Not very long ago, I wrote about how, as doctors, we will get to see the end of so many little universes around us and yet, still be able to sit comfortably in our rooms, sipping on a cup of freshly brewed coffee. Little did I know that soon enough – as a medical elective student – I’d get to see a tragic such end
*Sarah was a twenty-three-year-old young woman. Having delivered her second son – after a gap of twelve months only – just ten days ago, she was brought to the ER with complaints of headaches, drowsiness, and vomiting. The MRI revealed a left MCA, ACA infarct that had damaged an alarming 80% of her left brain; a possible result of Pregnancy Induced Hypertension. She was on the ventilator when I saw her in the I.C.U. the next day. Needless to say, things did not look good. They were not good. An E.E.G. – a quick test done to determine the brain’s activity – confirmed what every medical personnel in the I.C.U. already knew; Sarah was dead.
As I stood there, watching her pale face dim away from the life that she had just brought into this world, my heart ached for this young woman.
That young girl could easily have been me. Or you.
Instead of heaving a grateful sigh at my promotion to the fourth year of medical school – a privilege that not many are blessed with – I could have been Sarah, lying there comatose, oblivious to the hungry wails of her newborn, and the empty, searching eyes of her eldest. Instead of having a father who is my biggest support system, I could have had a father who found himself helpless in the face of abominable society rules that did not even allow him to take important decisions regarding his daughter’s health, but dictated that he waits for her husband and father-in-law to do so, who sadly, blamed it all on black magic, delaying medical help. Instead of a life that has granted me my basic rights, I could have had a life of non-existence, much like that of so many of my fellow countrywomen.

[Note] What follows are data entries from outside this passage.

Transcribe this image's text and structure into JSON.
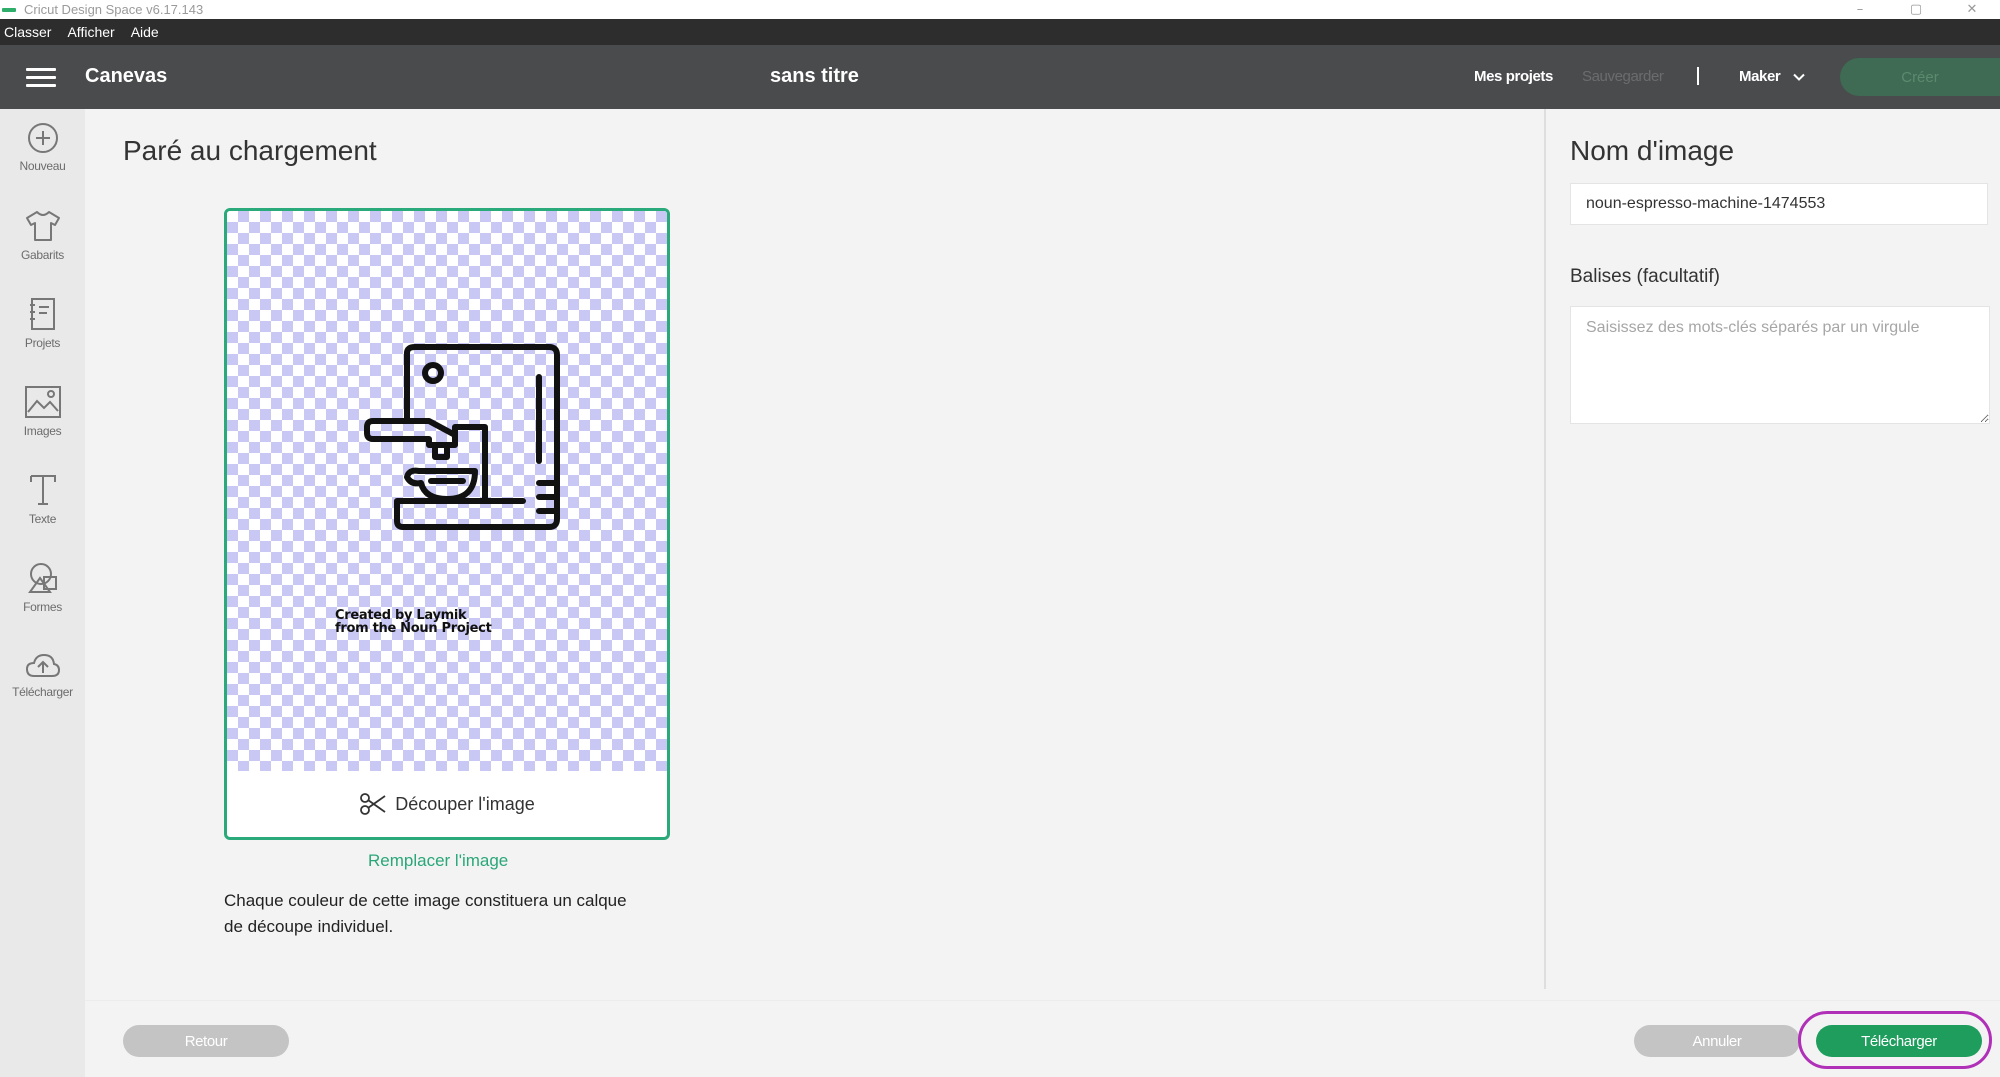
{
  "window": {
    "title": "Cricut Design Space  v6.17.143",
    "controls": [
      "–",
      "▢",
      "✕"
    ]
  },
  "menu": {
    "items": [
      "Classer",
      "Afficher",
      "Aide"
    ]
  },
  "header": {
    "section": "Canevas",
    "doc_title": "sans titre",
    "my_projects": "Mes projets",
    "save": "Sauvegarder",
    "machine": "Maker",
    "make": "Créer"
  },
  "sidebar": {
    "items": [
      {
        "label": "Nouveau",
        "icon": "plus-circle-icon"
      },
      {
        "label": "Gabarits",
        "icon": "tshirt-icon"
      },
      {
        "label": "Projets",
        "icon": "notebook-icon"
      },
      {
        "label": "Images",
        "icon": "image-icon"
      },
      {
        "label": "Texte",
        "icon": "text-icon"
      },
      {
        "label": "Formes",
        "icon": "shapes-icon"
      },
      {
        "label": "Télécharger",
        "icon": "cloud-upload-icon"
      }
    ]
  },
  "main": {
    "title": "Paré au chargement",
    "credit_line1": "Created by Laymik",
    "credit_line2": "from the Noun Project",
    "crop_label": "Découper l'image",
    "replace_label": "Remplacer l'image",
    "info": "Chaque couleur de cette image constituera un calque de découpe individuel."
  },
  "panel": {
    "name_title": "Nom d'image",
    "name_value": "noun-espresso-machine-1474553",
    "tags_label": "Balises (facultatif)",
    "tags_placeholder": "Saisissez des mots-clés séparés par un virgule"
  },
  "footer": {
    "back": "Retour",
    "cancel": "Annuler",
    "upload": "Télécharger"
  },
  "colors": {
    "accent": "#2aaa7b",
    "upload_button": "#1e9d5c",
    "highlight": "#b030b8",
    "header_bg": "#4a4b4d",
    "checker": "#c9c8f4"
  }
}
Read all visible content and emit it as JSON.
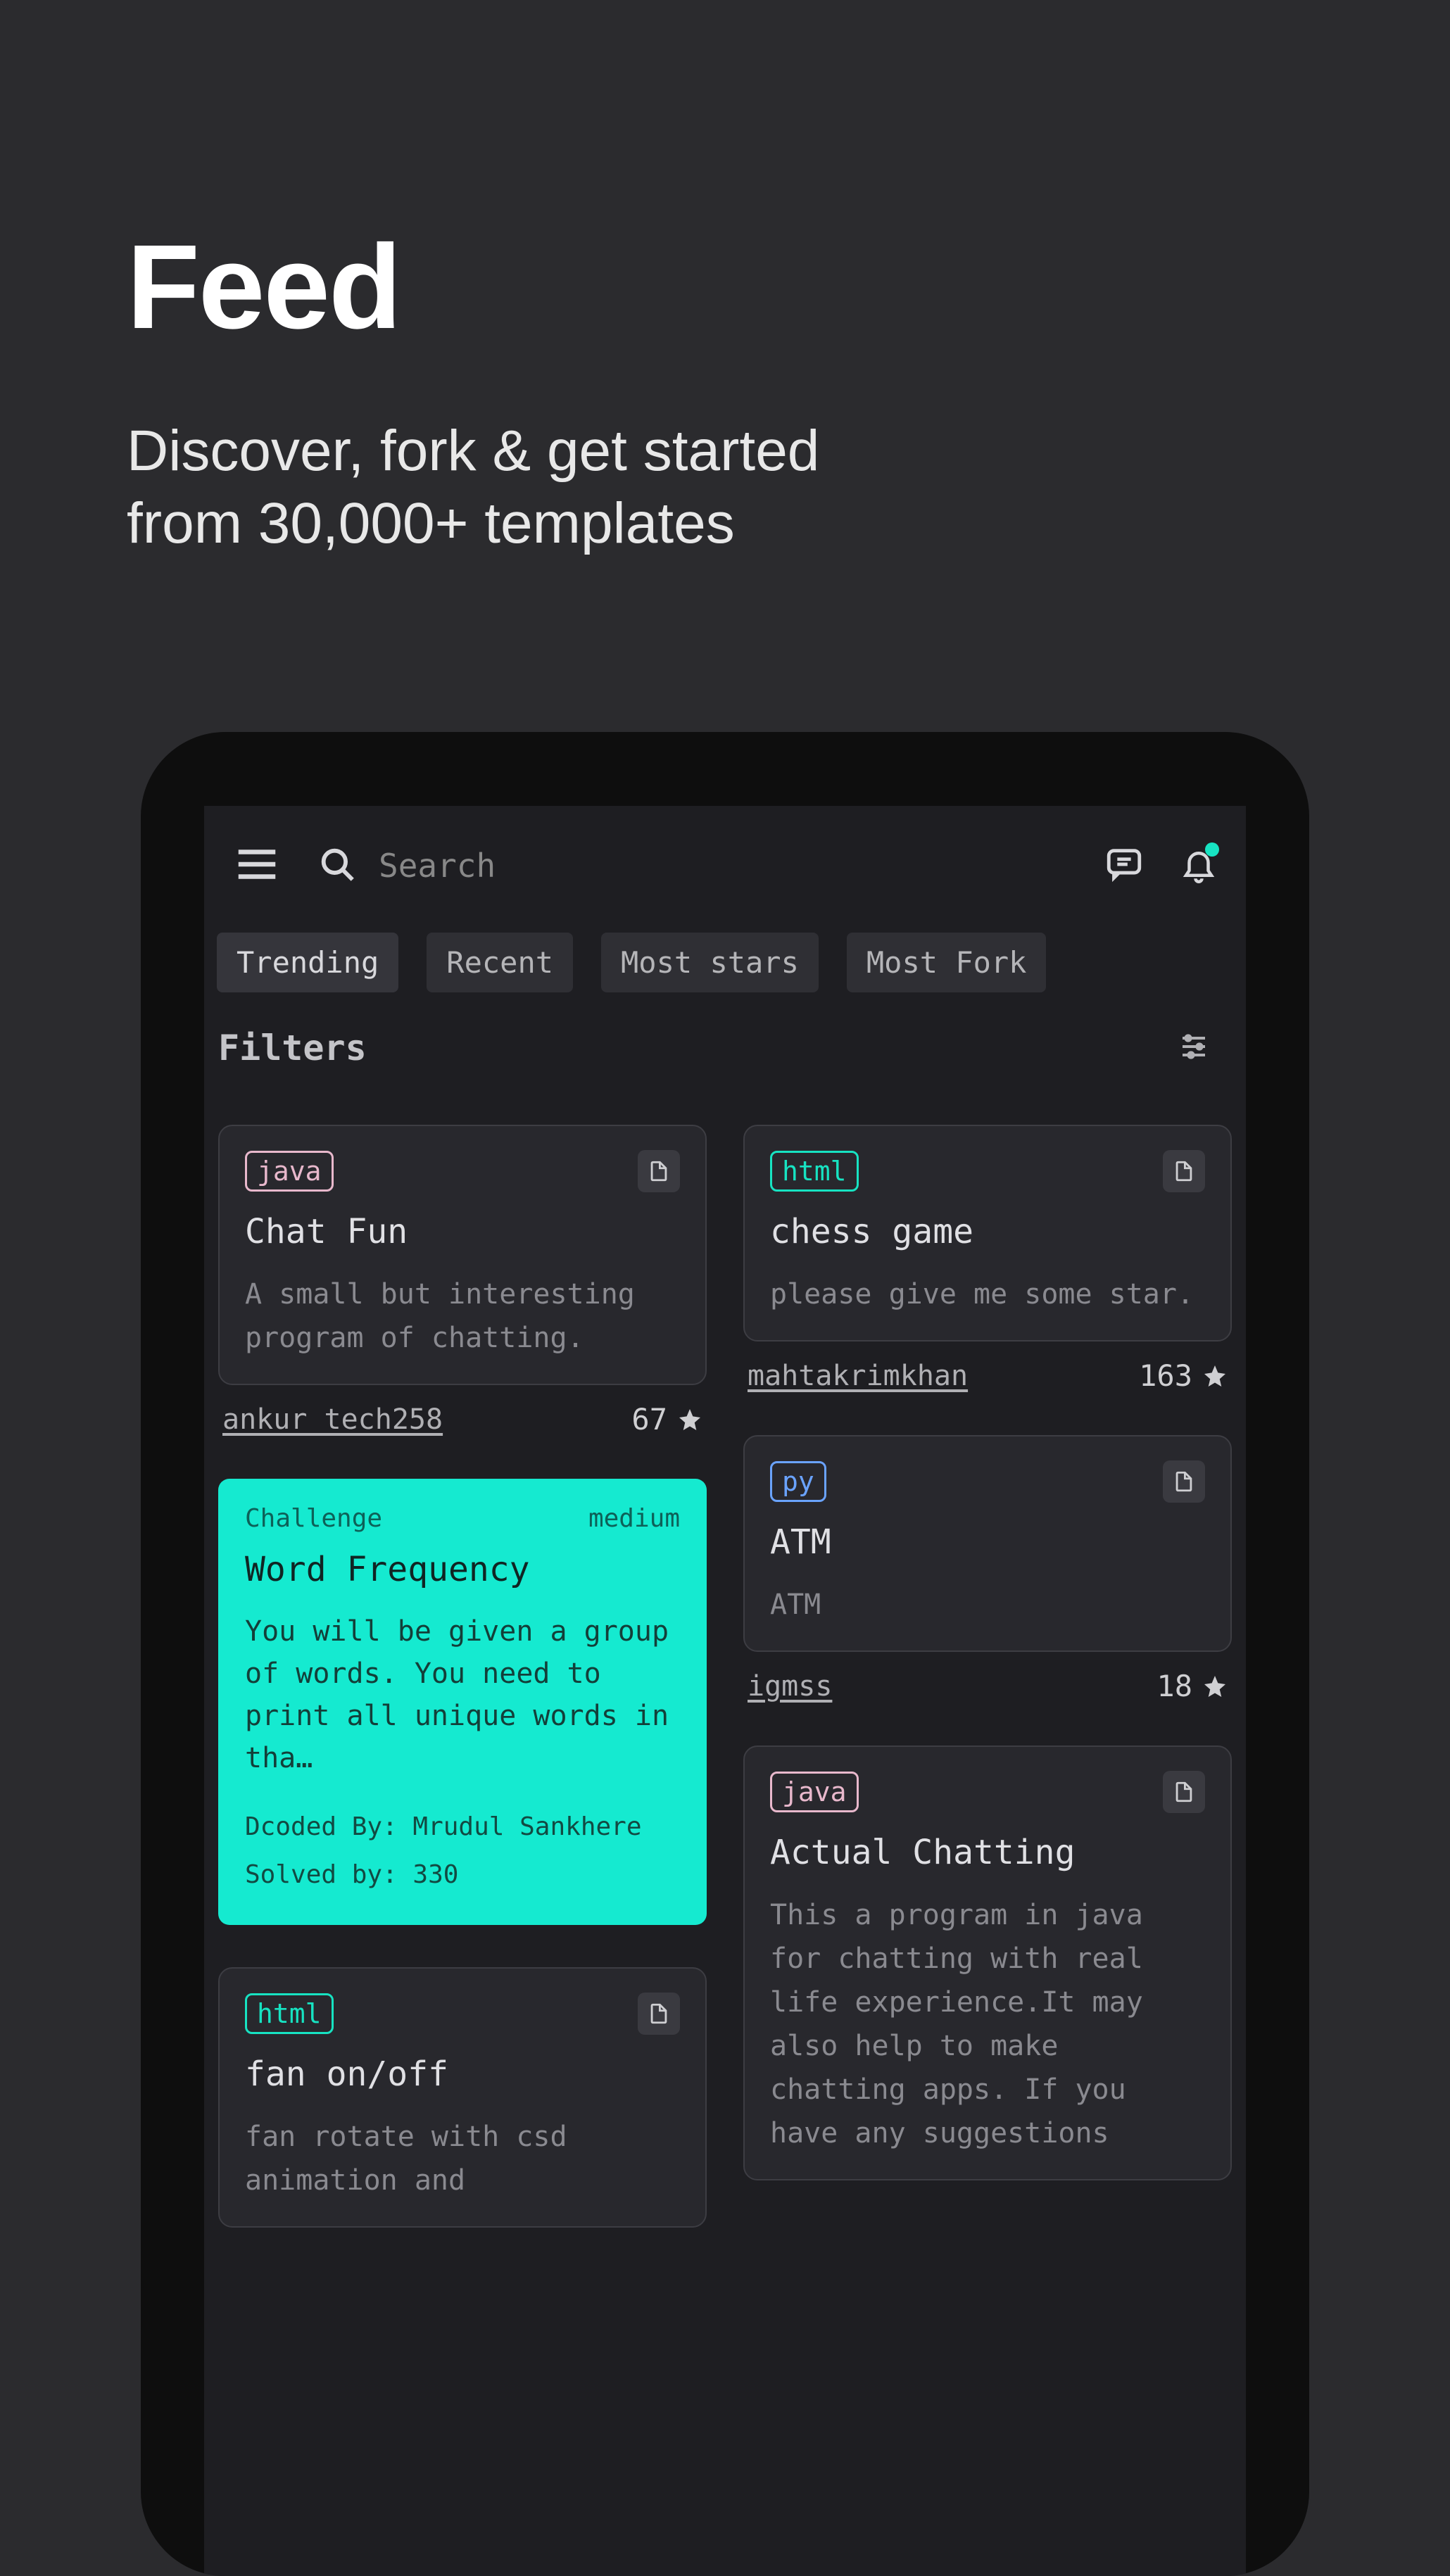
{
  "hero": {
    "title": "Feed",
    "subtitle_line1": "Discover, fork & get started",
    "subtitle_line2": "from 30,000+ templates"
  },
  "search": {
    "placeholder": "Search"
  },
  "tabs": [
    "Trending",
    "Recent",
    "Most stars",
    "Most Fork"
  ],
  "filters_label": "Filters",
  "left": [
    {
      "lang": "java",
      "lang_class": "lang-java",
      "title": "Chat Fun",
      "desc": "A small but interesting program of chatting.",
      "author": "ankur_tech258",
      "stars": "67"
    },
    {
      "type": "challenge",
      "badge": "Challenge",
      "difficulty": "medium",
      "title": "Word Frequency",
      "desc": "You will be given a group of words. You need to print all unique words in tha…",
      "dcoded_by": "Dcoded By:   Mrudul Sankhere",
      "solved_by": "Solved by:   330"
    },
    {
      "lang": "html",
      "lang_class": "lang-html",
      "title": "fan on/off",
      "desc": "fan rotate with csd animation and"
    }
  ],
  "right": [
    {
      "lang": "html",
      "lang_class": "lang-html",
      "title": "chess game",
      "desc": "please give me some star.",
      "author": "mahtakrimkhan",
      "stars": "163"
    },
    {
      "lang": "py",
      "lang_class": "lang-py",
      "title": "ATM",
      "desc": "ATM",
      "author": "igmss",
      "stars": "18"
    },
    {
      "lang": "java",
      "lang_class": "lang-java",
      "title": "Actual Chatting",
      "desc": "This a program in java for chatting with real life experience.It may also help to make chatting apps. If you have any suggestions"
    }
  ]
}
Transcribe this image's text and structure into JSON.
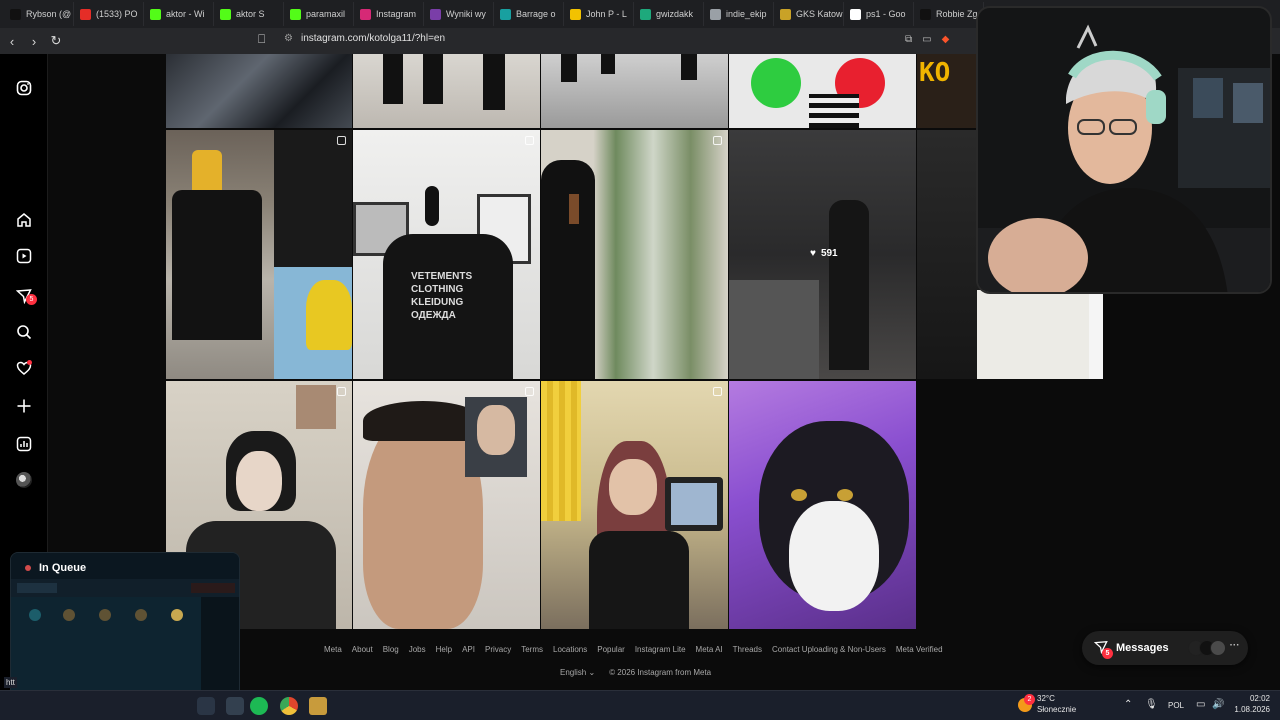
{
  "browser": {
    "tabs": [
      {
        "label": "Rybson (@",
        "icon": "tiktok-icon",
        "color": "#111111"
      },
      {
        "label": "(1533) PO",
        "icon": "youtube-icon",
        "color": "#e52d27"
      },
      {
        "label": "aktor - Wi",
        "icon": "kick-icon",
        "color": "#53fc18"
      },
      {
        "label": "aktor S",
        "icon": "kick-icon",
        "color": "#53fc18"
      },
      {
        "label": "paramaxil",
        "icon": "kick-icon",
        "color": "#53fc18"
      },
      {
        "label": "Instagram",
        "icon": "instagram-icon",
        "color": "#d62976"
      },
      {
        "label": "Wyniki wy",
        "icon": "puzzle-icon",
        "color": "#7a3ea8"
      },
      {
        "label": "Barrage o",
        "icon": "refresh-icon",
        "color": "#18a0a0"
      },
      {
        "label": "John P - L",
        "icon": "letter-icon",
        "color": "#f2c200"
      },
      {
        "label": "gwizdakk",
        "icon": "tt-icon",
        "color": "#1ea97c"
      },
      {
        "label": "indie_ekip",
        "icon": "globe-icon",
        "color": "#9aa0a6"
      },
      {
        "label": "GKS Katow",
        "icon": "shield-icon",
        "color": "#c9a227"
      },
      {
        "label": "ps1 - Goo",
        "icon": "google-icon",
        "color": "#ffffff"
      },
      {
        "label": "Robbie Zg",
        "icon": "tiktok-icon",
        "color": "#111111"
      }
    ],
    "url": "instagram.com/kotolga11/?hl=en"
  },
  "grid": {
    "likes_count": "591"
  },
  "footer": {
    "links": [
      "Meta",
      "About",
      "Blog",
      "Jobs",
      "Help",
      "API",
      "Privacy",
      "Terms",
      "Locations",
      "Popular",
      "Instagram Lite",
      "Meta AI",
      "Threads",
      "Contact Uploading & Non-Users",
      "Meta Verified"
    ],
    "language": "English",
    "copyright": "© 2026 Instagram from Meta"
  },
  "messages": {
    "label": "Messages",
    "badge": "5"
  },
  "rail": {
    "messages_badge": "5"
  },
  "queue": {
    "title": "In Queue"
  },
  "taskbar": {
    "weather_temp": "32°C",
    "weather_desc": "Słonecznie",
    "weather_badge": "2",
    "language": "POL",
    "time": "02:02",
    "date": "1.08.2026",
    "left_text": "htt"
  },
  "colors": {
    "background": "#0b0b0b",
    "badge": "#ff3040",
    "tab_bar": "#1e1f22",
    "taskbar": "#1a1f2b"
  }
}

In those moments of watching a mother’s warmth die away, I said a small prayer – more as an act of resolution than as a cry for Divine help – for all the Sarahs of our world: may our women learn to prioritise their health, may our women not raise helpless sons like Sarah’s father, may our women not be wives of uneducated men like Sarah’s husband. I hope you, too, breathed an ‘amen’ to that.
And then I went home and had my evening tea and carried on with the mundanity of what life had to offer to a medical student. Winters were approaching. The ground was a blanket of orange and yellow leaves, all dry and withering. Like Sarah’s motionless body.
* Name has been changed for reasons of privacy.